Crawford Sentenced, Says He’ll Transfer From UCLA
Willie Crawford, formerly a UCLA free safety, pleaded no contest to simple assault and was sentenced to 60 days in the Los Angeles County Jail Wednesday in Beverly Hills Municipal Court.
In addition, Crawford, 20, was placed on formal probation for two years and fined $250. Crawford and two others also were ordered to pay $410 in restitution to the victim, Edilberto Munoz.
Crawford, speaking publicly for the first time in almost a year, said he will begin his jail term about June 20. Although suspended from the UCLA football team since August, Crawford is still a student at the school. He will conclude the spring quarter on June 15.

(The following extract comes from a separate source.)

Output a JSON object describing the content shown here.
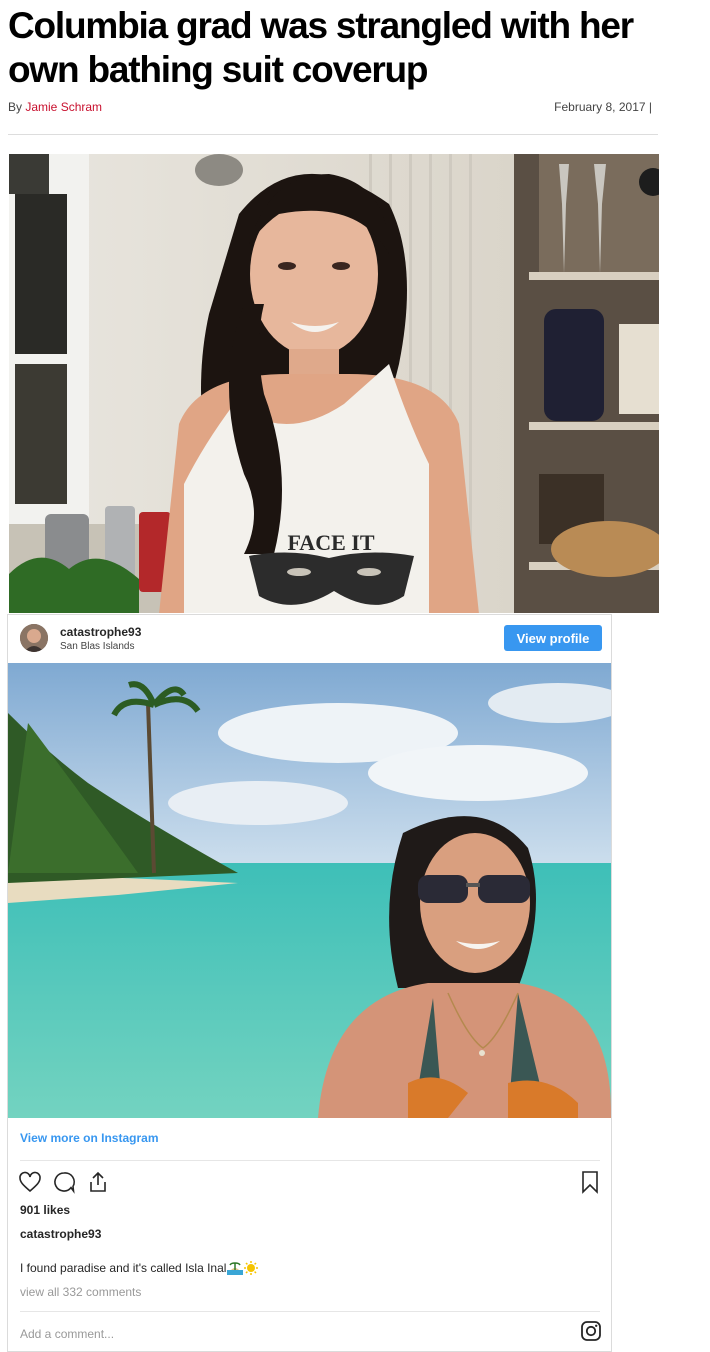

Crawford, the son of former Dodger star Willie Crawford, was arrested in October by West Hollywood police when he and two friends--Kevin Bourtin and Lincoln Sneed--allegedly struck Munoz during an altercation in the middle of an intersection.
Bourtin and Sneed testified that Crawford tried to break up the fight in which Munoz was not seriously injured.
Jonlyn Callahan, a deputy district attorney, said the defendants gave conflicting reports to police and probation officers about the altercation.
“We have evidence all three were involved,” she said. “Who was more culpable is difficult to say.”
Robert M. Talcott, Crawford’s attorney, said he was disappointed with the jail sentence.
Crawford appeared before the same judge, Charles Rubin, last August when he was convicted of misappropriation of stolen property. He was placed on summary probation for that charge, and shortly thereafter was suspended from the Bruin team.
Crawford, a 6-foot, 200-pound athlete who excelled at Beverly Hills High School, never played a down for UCLA. He was a redshirt freshman in 1988.
He said Wednesday he is transferring to the University of Houston, where former Bruin assistant coach Larry Coyer recently was named defensive coordinator.
Crawford is leaving UCLA with bittersweet memories. He recently was informed that his scholarship would not be renewed for the next school year.
“They basically turned their back on me when I got into trouble,” he said.
“I spent two years here; it hasn’t been two good years. I regret not leaving last summer.”
Crawford admits he was involved in both incidents but said UCLA athletic officials did not consider his side in the assault case.
“This is not the type of school that forgives and forgets,” he said. “The athletic department decided I was a bad risk for the program.”
Crawford said, however, that football Coach Terry Donahue and Athletic Director Peter Dalis were honest in dealing with him.
After the first incident, Crawford was told he would have to sit out another year or attend a community college before getting the chance to return to the Bruin program.
“Willie was extremely well liked by all the players and coaches at UCLA,” Donahue said.
“And we really feel sad for him and his family because of the effects of this whole incident. We wish him well in his new endeavors.”